What you should do:
Where does "prototype" appear in the data? Return each line that holds it.

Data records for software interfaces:
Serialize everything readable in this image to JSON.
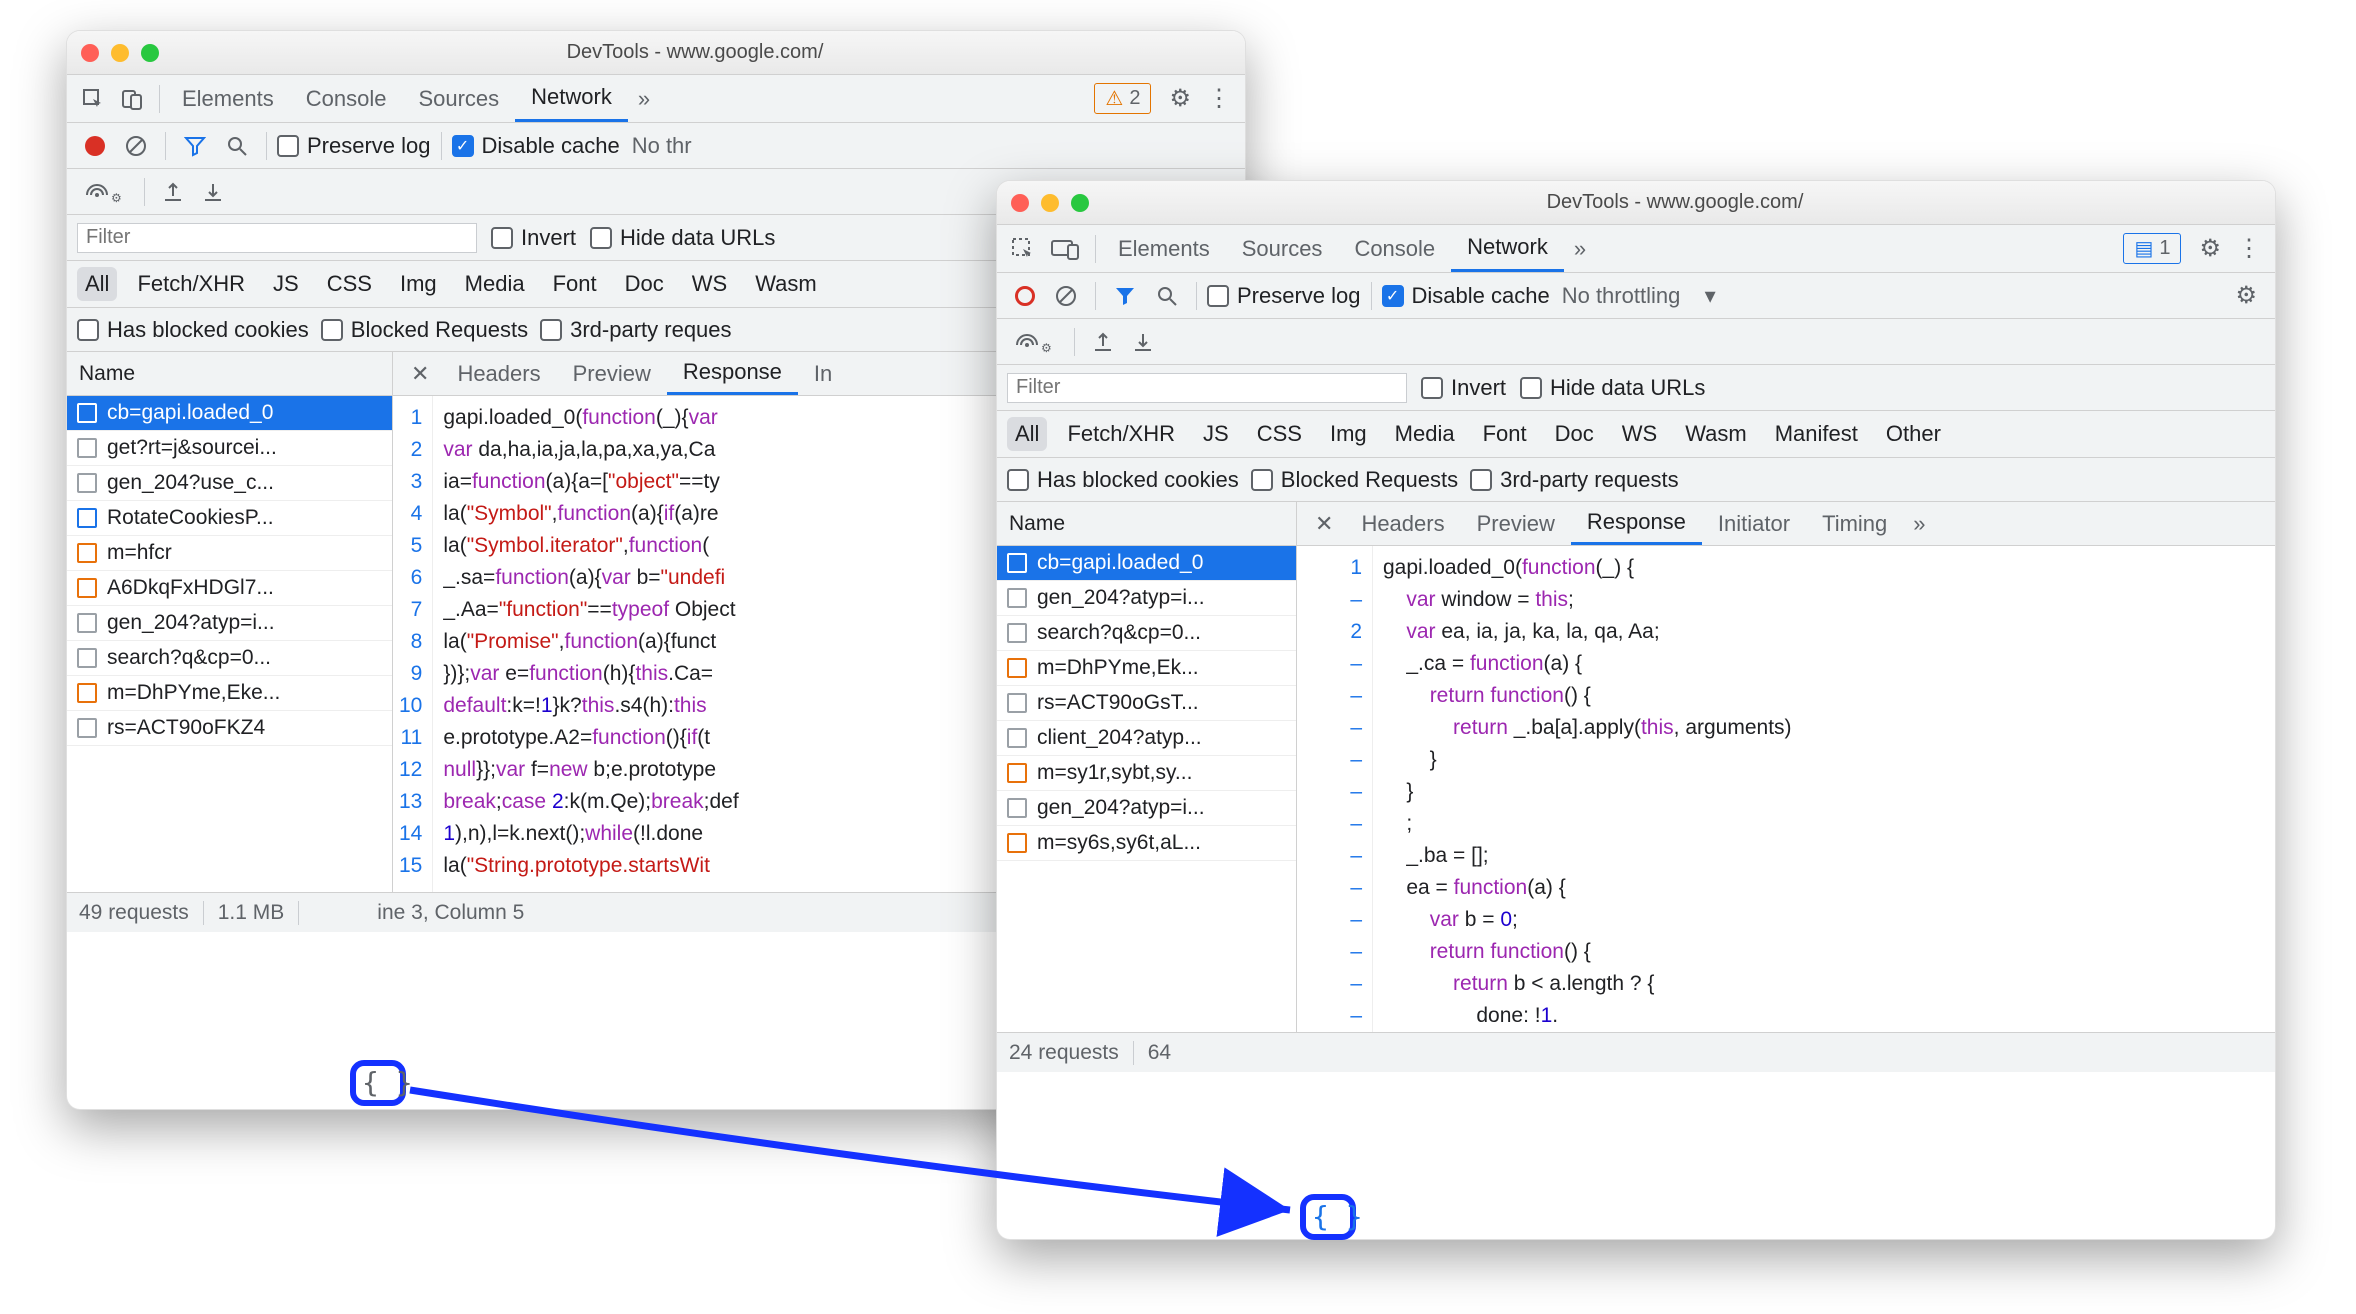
{
  "window_title": "DevTools - www.google.com/",
  "panel_tabs": {
    "w1": [
      "Elements",
      "Console",
      "Sources",
      "Network"
    ],
    "w2": [
      "Elements",
      "Sources",
      "Console",
      "Network"
    ],
    "active": "Network"
  },
  "more_tabs": "»",
  "warn_badge": "2",
  "msg_badge": "1",
  "net_toolbar": {
    "preserve_log": "Preserve log",
    "disable_cache": "Disable cache",
    "throttling_w1": "No thr",
    "throttling_w2": "No throttling"
  },
  "filter_placeholder": "Filter",
  "invert": "Invert",
  "hide_data": "Hide data URLs",
  "types": [
    "All",
    "Fetch/XHR",
    "JS",
    "CSS",
    "Img",
    "Media",
    "Font",
    "Doc",
    "WS",
    "Wasm",
    "Manifest",
    "Other"
  ],
  "type_opts": {
    "blocked_cookies": "Has blocked cookies",
    "blocked_req": "Blocked Requests",
    "third_party_w1": "3rd-party reques",
    "third_party_w2": "3rd-party requests"
  },
  "side_hdr": "Name",
  "content_tabs": [
    "Headers",
    "Preview",
    "Response",
    "Initiator",
    "Timing"
  ],
  "content_tabs_w1_visible": [
    "Headers",
    "Preview",
    "Response",
    "In"
  ],
  "content_active": "Response",
  "w1": {
    "requests": [
      {
        "icon": "orange",
        "label": "cb=gapi.loaded_0",
        "sel": true
      },
      {
        "icon": "grey",
        "label": "get?rt=j&sourcei..."
      },
      {
        "icon": "grey",
        "label": "gen_204?use_c..."
      },
      {
        "icon": "blue",
        "label": "RotateCookiesP..."
      },
      {
        "icon": "orange",
        "label": "m=hfcr"
      },
      {
        "icon": "orange",
        "label": "A6DkqFxHDGl7..."
      },
      {
        "icon": "grey",
        "label": "gen_204?atyp=i..."
      },
      {
        "icon": "grey",
        "label": "search?q&cp=0..."
      },
      {
        "icon": "orange",
        "label": "m=DhPYme,Eke..."
      },
      {
        "icon": "grey",
        "label": "rs=ACT90oFKZ4"
      }
    ],
    "status_requests": "49 requests",
    "status_size": "1.1 MB",
    "status_cursor": "ine 3, Column 5",
    "gutter": [
      "1",
      "2",
      "3",
      "4",
      "5",
      "6",
      "7",
      "8",
      "9",
      "10",
      "11",
      "12",
      "13",
      "14",
      "15"
    ],
    "code_lines": [
      {
        "segs": [
          {
            "t": "gapi.loaded_0("
          },
          {
            "t": "function",
            "c": "kw"
          },
          {
            "t": "(_){"
          },
          {
            "t": "var",
            "c": "kw"
          }
        ]
      },
      {
        "segs": [
          {
            "t": "var",
            "c": "kw"
          },
          {
            "t": " da,ha,ia,ja,la,pa,xa,ya,Ca"
          }
        ]
      },
      {
        "segs": [
          {
            "t": "ia="
          },
          {
            "t": "function",
            "c": "kw"
          },
          {
            "t": "(a){a=["
          },
          {
            "t": "\"object\"",
            "c": "str"
          },
          {
            "t": "==ty"
          }
        ]
      },
      {
        "segs": [
          {
            "t": "la("
          },
          {
            "t": "\"Symbol\"",
            "c": "str"
          },
          {
            "t": ","
          },
          {
            "t": "function",
            "c": "kw"
          },
          {
            "t": "(a){"
          },
          {
            "t": "if",
            "c": "kw"
          },
          {
            "t": "(a)re"
          }
        ]
      },
      {
        "segs": [
          {
            "t": "la("
          },
          {
            "t": "\"Symbol.iterator\"",
            "c": "str"
          },
          {
            "t": ","
          },
          {
            "t": "function",
            "c": "kw"
          },
          {
            "t": "("
          }
        ]
      },
      {
        "segs": [
          {
            "t": "_.sa="
          },
          {
            "t": "function",
            "c": "kw"
          },
          {
            "t": "(a){"
          },
          {
            "t": "var",
            "c": "kw"
          },
          {
            "t": " b="
          },
          {
            "t": "\"undefi",
            "c": "str"
          }
        ]
      },
      {
        "segs": [
          {
            "t": "_.Aa="
          },
          {
            "t": "\"function\"",
            "c": "str"
          },
          {
            "t": "=="
          },
          {
            "t": "typeof",
            "c": "kw"
          },
          {
            "t": " Object"
          }
        ]
      },
      {
        "segs": [
          {
            "t": "la("
          },
          {
            "t": "\"Promise\"",
            "c": "str"
          },
          {
            "t": ","
          },
          {
            "t": "function",
            "c": "kw"
          },
          {
            "t": "(a){funct"
          }
        ]
      },
      {
        "segs": [
          {
            "t": "})};"
          },
          {
            "t": "var",
            "c": "kw"
          },
          {
            "t": " e="
          },
          {
            "t": "function",
            "c": "kw"
          },
          {
            "t": "(h){"
          },
          {
            "t": "this",
            "c": "kw"
          },
          {
            "t": ".Ca="
          }
        ]
      },
      {
        "segs": [
          {
            "t": "default",
            "c": "kw"
          },
          {
            "t": ":k=!"
          },
          {
            "t": "1",
            "c": "num2"
          },
          {
            "t": "}k?"
          },
          {
            "t": "this",
            "c": "kw"
          },
          {
            "t": ".s4(h):"
          },
          {
            "t": "this",
            "c": "kw"
          }
        ]
      },
      {
        "segs": [
          {
            "t": "e.prototype.A2="
          },
          {
            "t": "function",
            "c": "kw"
          },
          {
            "t": "(){"
          },
          {
            "t": "if",
            "c": "kw"
          },
          {
            "t": "(t"
          }
        ]
      },
      {
        "segs": [
          {
            "t": "null",
            "c": "kw"
          },
          {
            "t": "}};"
          },
          {
            "t": "var",
            "c": "kw"
          },
          {
            "t": " f="
          },
          {
            "t": "new",
            "c": "kw"
          },
          {
            "t": " b;e.prototype"
          }
        ]
      },
      {
        "segs": [
          {
            "t": "break",
            "c": "kw"
          },
          {
            "t": ";"
          },
          {
            "t": "case",
            "c": "kw"
          },
          {
            "t": " "
          },
          {
            "t": "2",
            "c": "num2"
          },
          {
            "t": ":k(m.Qe);"
          },
          {
            "t": "break",
            "c": "kw"
          },
          {
            "t": ";def"
          }
        ]
      },
      {
        "segs": [
          {
            "t": "1",
            "c": "num2"
          },
          {
            "t": "),n),l=k.next();"
          },
          {
            "t": "while",
            "c": "kw"
          },
          {
            "t": "(!l.done"
          }
        ]
      },
      {
        "segs": [
          {
            "t": "la("
          },
          {
            "t": "\"String.prototype.startsWit",
            "c": "str"
          }
        ]
      }
    ]
  },
  "w2": {
    "requests": [
      {
        "icon": "orange",
        "label": "cb=gapi.loaded_0",
        "sel": true
      },
      {
        "icon": "grey",
        "label": "gen_204?atyp=i..."
      },
      {
        "icon": "grey",
        "label": "search?q&cp=0..."
      },
      {
        "icon": "orange",
        "label": "m=DhPYme,Ek..."
      },
      {
        "icon": "grey",
        "label": "rs=ACT90oGsT..."
      },
      {
        "icon": "grey",
        "label": "client_204?atyp..."
      },
      {
        "icon": "orange",
        "label": "m=sy1r,sybt,sy..."
      },
      {
        "icon": "grey",
        "label": "gen_204?atyp=i..."
      },
      {
        "icon": "orange",
        "label": "m=sy6s,sy6t,aL..."
      }
    ],
    "status_requests": "24 requests",
    "status_size": "64",
    "gutter": [
      "1",
      "–",
      "2",
      "–",
      "–",
      "–",
      "–",
      "–",
      "–",
      "–",
      "–",
      "–",
      "–",
      "–",
      "–"
    ],
    "code_lines": [
      {
        "segs": [
          {
            "t": "gapi.loaded_0("
          },
          {
            "t": "function",
            "c": "kw"
          },
          {
            "t": "(_) {"
          }
        ]
      },
      {
        "segs": [
          {
            "t": "    "
          },
          {
            "t": "var",
            "c": "kw"
          },
          {
            "t": " window = "
          },
          {
            "t": "this",
            "c": "kw"
          },
          {
            "t": ";"
          }
        ]
      },
      {
        "segs": [
          {
            "t": "    "
          },
          {
            "t": "var",
            "c": "kw"
          },
          {
            "t": " ea, ia, ja, ka, la, qa, Aa;"
          }
        ]
      },
      {
        "segs": [
          {
            "t": "    _.ca = "
          },
          {
            "t": "function",
            "c": "kw"
          },
          {
            "t": "(a) {"
          }
        ]
      },
      {
        "segs": [
          {
            "t": "        "
          },
          {
            "t": "return",
            "c": "kw"
          },
          {
            "t": " "
          },
          {
            "t": "function",
            "c": "kw"
          },
          {
            "t": "() {"
          }
        ]
      },
      {
        "segs": [
          {
            "t": "            "
          },
          {
            "t": "return",
            "c": "kw"
          },
          {
            "t": " _.ba[a].apply("
          },
          {
            "t": "this",
            "c": "kw"
          },
          {
            "t": ", arguments)"
          }
        ]
      },
      {
        "segs": [
          {
            "t": "        }"
          }
        ]
      },
      {
        "segs": [
          {
            "t": "    }"
          }
        ]
      },
      {
        "segs": [
          {
            "t": "    ;"
          }
        ]
      },
      {
        "segs": [
          {
            "t": "    _.ba = [];"
          }
        ]
      },
      {
        "segs": [
          {
            "t": "    ea = "
          },
          {
            "t": "function",
            "c": "kw"
          },
          {
            "t": "(a) {"
          }
        ]
      },
      {
        "segs": [
          {
            "t": "        "
          },
          {
            "t": "var",
            "c": "kw"
          },
          {
            "t": " b = "
          },
          {
            "t": "0",
            "c": "num2"
          },
          {
            "t": ";"
          }
        ]
      },
      {
        "segs": [
          {
            "t": "        "
          },
          {
            "t": "return",
            "c": "kw"
          },
          {
            "t": " "
          },
          {
            "t": "function",
            "c": "kw"
          },
          {
            "t": "() {"
          }
        ]
      },
      {
        "segs": [
          {
            "t": "            "
          },
          {
            "t": "return",
            "c": "kw"
          },
          {
            "t": " b < a.length ? {"
          }
        ]
      },
      {
        "segs": [
          {
            "t": "                done: !"
          },
          {
            "t": "1",
            "c": "num2"
          },
          {
            "t": "."
          }
        ]
      }
    ]
  }
}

Result for this task:
            "t": "e.prototype.A2="
            "t": " b;e.prototype"
            "t": "\"String.prototype.startsWit",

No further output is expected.